This is an experiment that is being tested with a fraction of users primarily on beta releases (which Seth is on, as evidenced by the version number in his screenshots). We haven’t shipped it to everyone so that we can continue to iterate and incorporate feedback. I checked with the team about the “Finder Toolbar” drop down and it looks like it requires a restart of the Dropbox client in order to take affect — let us know if that doesn’t work.
This is not the first time that Dropbox ignores the system guidelines (or even permissions if the user explicitly disallowed Dropbox access to Accessibility features). Why are you ignoring the feedback concerning Dropbox' way of "hacking" itself into system areas like Finder?
On Windows, immediately adding Dropbox to 'Favourites', and the icon integration to show sync status is an awesome feature. It is invasive for Dropbox to hijack your icons and overlay a checkbox? Yup. But incredibly helpful in my opinion.
Maybe it isn't everyone's cup of tea, but the close integration with file browsers on multiple OSes is (was?) definitely one of the differentiating aspects of Dropbox, polarizing or not.
Seamless Finder integration is why I like Dropbox.

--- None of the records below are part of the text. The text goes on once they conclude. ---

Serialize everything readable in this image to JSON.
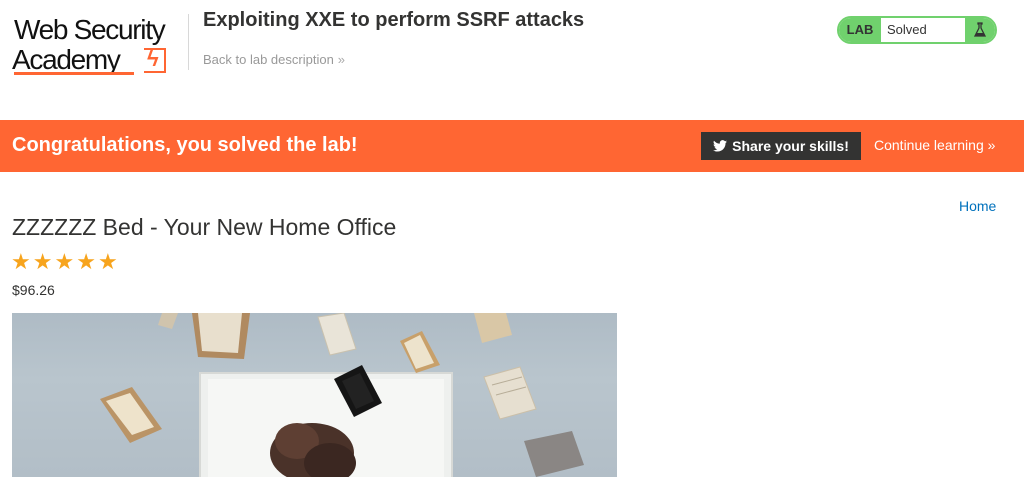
{
  "header": {
    "logo_line1": "Web Security",
    "logo_line2": "Academy",
    "lab_title": "Exploiting XXE to perform SSRF attacks",
    "back_link": "Back to lab description",
    "back_chevron": "»"
  },
  "status": {
    "tag": "LAB",
    "text": "Solved",
    "icon": "flask-icon",
    "color": "#70d16d"
  },
  "banner": {
    "message": "Congratulations, you solved the lab!",
    "share_label": "Share your skills!",
    "share_icon": "twitter-icon",
    "continue_label": "Continue learning",
    "continue_chevron": "»",
    "color": "#ff6633"
  },
  "nav": {
    "home": "Home"
  },
  "product": {
    "title": "ZZZZZZ Bed - Your New Home Office",
    "rating_stars": 5,
    "price": "$96.26",
    "image_alt": "Bed with flying books"
  }
}
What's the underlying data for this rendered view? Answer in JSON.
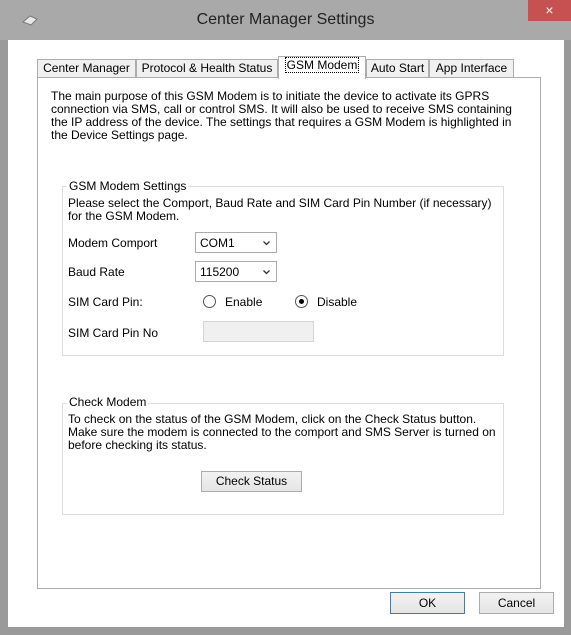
{
  "window": {
    "title": "Center Manager Settings",
    "close_glyph": "×"
  },
  "tabs": [
    {
      "label": "Center Manager"
    },
    {
      "label": "Protocol & Health Status"
    },
    {
      "label": "GSM Modem"
    },
    {
      "label": "Auto Start"
    },
    {
      "label": "App Interface"
    }
  ],
  "intro": "The main purpose of this GSM Modem is to initiate the device to activate its GPRS connection via SMS, call or control SMS. It will also be used to receive SMS containing the IP address of the device. The settings that requires a GSM Modem is highlighted in the Device Settings page.",
  "modem_settings": {
    "title": "GSM Modem Settings",
    "description": "Please select the Comport, Baud Rate and SIM Card Pin Number (if necessary) for the GSM Modem.",
    "comport_label": "Modem Comport",
    "comport_value": "COM1",
    "baud_label": "Baud Rate",
    "baud_value": "115200",
    "sim_pin_label": "SIM Card Pin:",
    "enable_label": "Enable",
    "disable_label": "Disable",
    "sim_pin_selected": "Disable",
    "sim_pin_no_label": "SIM Card Pin No",
    "sim_pin_no_value": ""
  },
  "check_modem": {
    "title": "Check Modem",
    "description": "To check on the status of the GSM Modem, click on the Check Status button. Make sure the modem is connected to the comport and SMS Server is turned on before checking its status.",
    "button_label": "Check Status"
  },
  "footer": {
    "ok_label": "OK",
    "cancel_label": "Cancel"
  }
}
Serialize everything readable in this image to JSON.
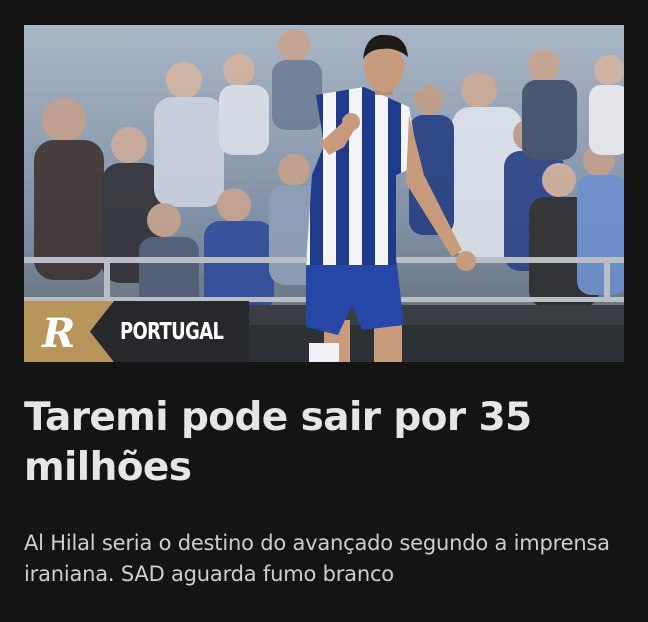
{
  "article": {
    "category": "PORTUGAL",
    "logo_letter": "R",
    "headline": "Taremi pode sair por 35 milhões",
    "summary": "Al Hilal seria o destino do avançado segundo a imprensa iraniana. SAD aguarda fumo branco",
    "image_icon": "player-photo"
  },
  "colors": {
    "background": "#141414",
    "brand_gold": "#b8955a",
    "tag_dark": "#26282b",
    "headline_text": "#e6e6e6",
    "summary_text": "#cfcfcf"
  }
}
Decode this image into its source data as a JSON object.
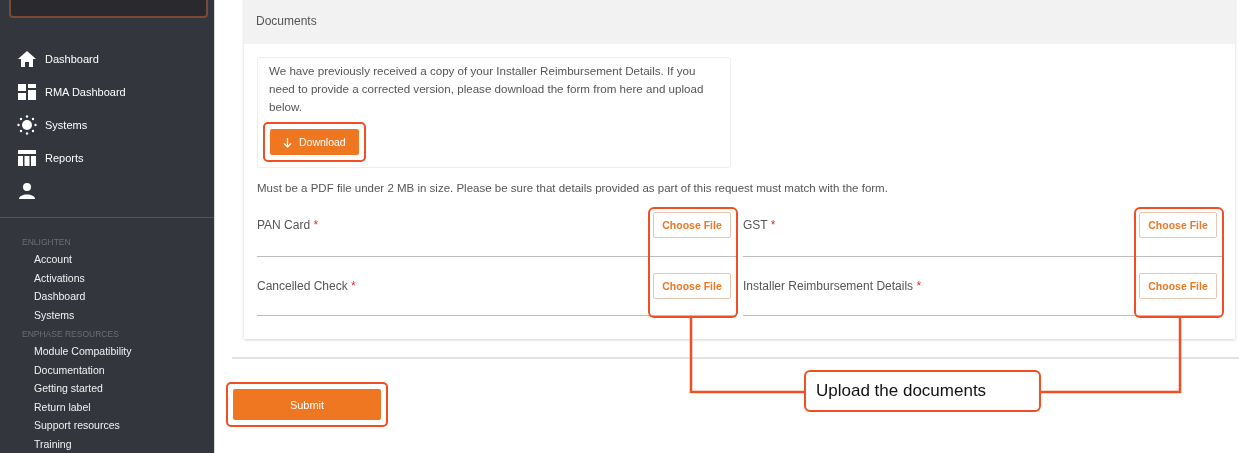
{
  "sidebar": {
    "nav": [
      "Dashboard",
      "RMA Dashboard",
      "Systems",
      "Reports"
    ],
    "sections": [
      {
        "heading": "ENLIGHTEN",
        "links": [
          "Account",
          "Activations",
          "Dashboard",
          "Systems"
        ]
      },
      {
        "heading": "ENPHASE RESOURCES",
        "links": [
          "Module Compatibility",
          "Documentation",
          "Getting started",
          "Return label",
          "Support resources",
          "Training"
        ]
      }
    ]
  },
  "panel": {
    "title": "Documents",
    "notice": {
      "text": "We have previously received a copy of your Installer Reimbursement Details. If you need to provide a corrected version, please download the form from here and upload below.",
      "button": {
        "label": "Download",
        "highlighted": true
      }
    },
    "help": "Must be a PDF file under 2 MB in size. Please be sure that details provided as part of this request must match with the form.",
    "columns": [
      {
        "highlighted": true,
        "fields": [
          {
            "label": "PAN Card",
            "required_mark": "*",
            "button": "Choose File"
          },
          {
            "label": "Cancelled Check",
            "required_mark": "*",
            "button": "Choose File"
          }
        ]
      },
      {
        "highlighted": true,
        "fields": [
          {
            "label": "GST",
            "required_mark": "*",
            "button": "Choose File"
          },
          {
            "label": "Installer Reimbursement Details",
            "required_mark": "*",
            "button": "Choose File"
          }
        ]
      }
    ]
  },
  "submit": {
    "label": "Submit",
    "highlighted": true
  },
  "callout": {
    "text": "Upload the documents"
  }
}
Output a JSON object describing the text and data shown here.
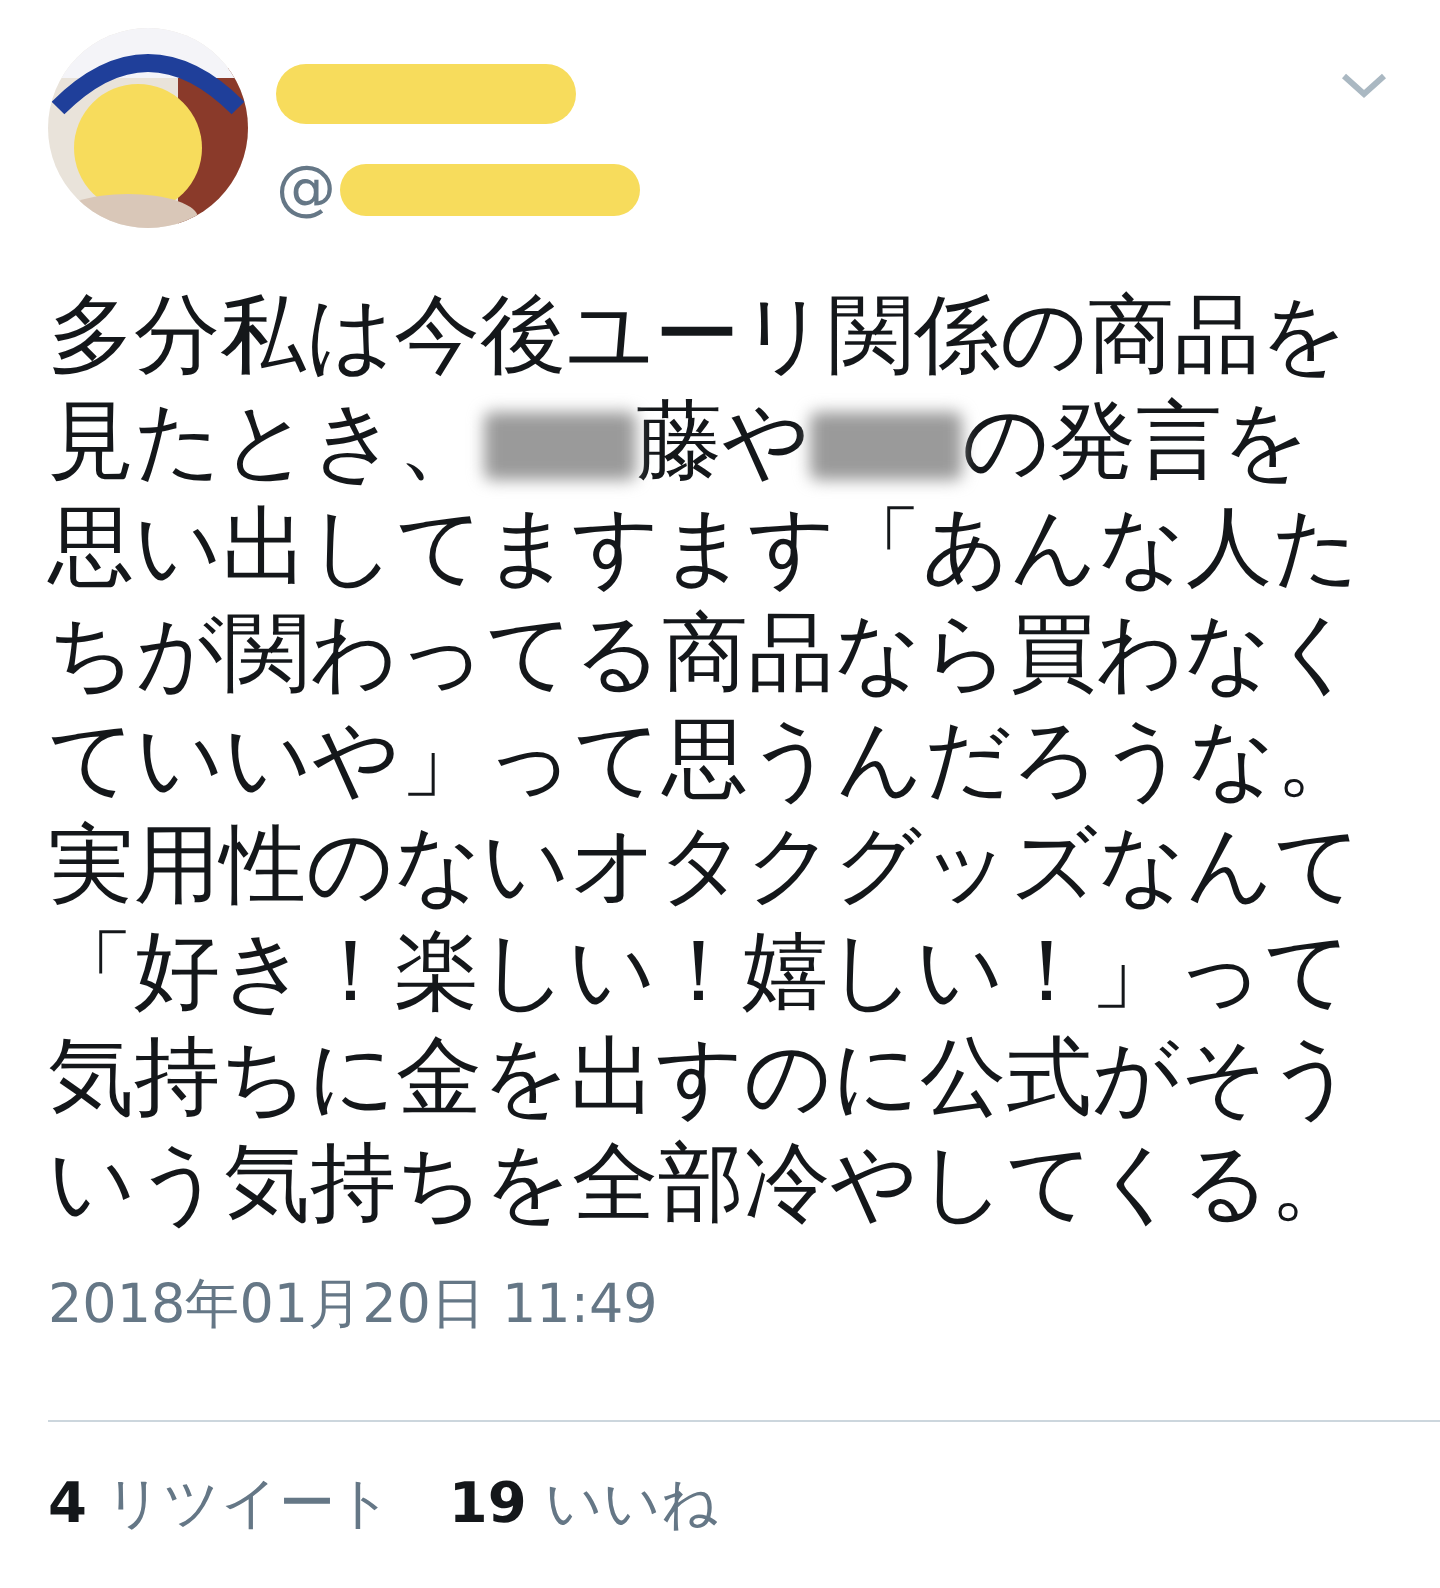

Sure, this is an annoying bug, but I'd hate it if the stopped doing it.
To me, the Finder integration was straight up spooky, suggesting an extraordinarily high risk profile.
When my consulting gig was up, I uninstalled Dropbox precisely because of the Finder integration, and I have advocated against using Dropbox as a file-sharing solution in all subsequent consulting arrangements.
I've also avoided using it as part of my day job, even though some of my teammates used it.
It's clear that there is some diversity of opinions on this topic, but we already knew that.
To me, your datapoint shows that Dropbox is right to behave the way they do: in 2011 you thought it was high risk, they have kept with that behavior and yet nothing bad has happened. I'm unsure if that was your intention, but that is how it looks to me.
It is entirely unclear why you think this is particularly risky: If Dropbox can do it, then other malicious programs can too.
Dropbox's behavior creates no additional security risk, but increases the usability of their software.
If there really is a security problem here, then surely that is a problem with the OS, not Dropbox, and it is the OS that should be fixed?
To my mind, the security risk comes in having multiple points of connection in the local file system that are tightly bound to files on an external system.
In the case of inexperienced users (and even a few experienced ones), those points of entry could be scattered throughout the local file system. Consequently, these external files were effectively pipelines from systems all with unknown security profiles. This combined with the Finder integration troubled me enough to stop using Dropbox as soon as was practicable.
EDIT: Clarify meaning in first sentence. Correct plural. Split last sentence into two. Change tense.
That's fine, but don't pretend it has anything to do with the finder integration. A more consistent position would be to praise that because it makes the other functionality more visible, reducing the security concerns.
I wasn't pretending but was, in fact, the victim of my own faulty rationalization.
That is, you're right that Finder integration has nothing to do with connections to potentially insecure systems.
By way of explanation: when I first saw the Finder badging, I intuitively understood the insecure nature of connecting my system to others. So, I conflated the two ideas in my head: "Finder integration is terrible", which of course is just plain wrong.
It was never my purpose to misrepresent my feelings. I wasn't "pretending". I simply tried to make rational something I only intuitively understood.
Good catch. Thank you.
You've also missed the point of the rant. It's not that this specific thing has bugs, is that it takes control and ignores the user's preferences.
My comment is based on that assumption.
Choosing to use beta software and then posting rants about something you don't like is a pretty shitty thing to do, especially without disclosing you are using a beta.
Edit: Also the language I used was a reference to the language in the authors post. I agree somewhat that was unnecessary, and I accept that I could have said the same thing different ways.
Edit: if you'd be willing to file a ticket here: https://www.dropbox.com/support/s/219/5481540/c/219 with "att. Of Luke" in the subject it'd really help us get to the bottom of this.
could you please start including proper changelogs in your release notes on the Dropbox forum?
Beta testing makes no sense when the changelog states "bug fixes and improvements". That's also a common complaint of the people in the forum, which you're ignoring completely.
The best you can get is 'I will forward this to the team', but usually there is a wall of silence.
Please Dropbox, fix this, listen to your most valuable asset, paying users!
When shit goes sideways, you have no idea what is broken. Logging also seems mostly non-existent, at least via macOS' Console app.
Shit went sideways around 9/23 for many people across different platforms. It was definitely on the service side, but status.dropbox.com reported no problems. At some point on 9/26, someone fixed it, but no one was notified. Most people eventually re-tried, for the 100th time, of unlinking and re-linking their account. No system logs showing problems and no reports from Dropbox.
If it wasn't such an established service, i.e. widely supported by applications, I'd have ditched it long ago.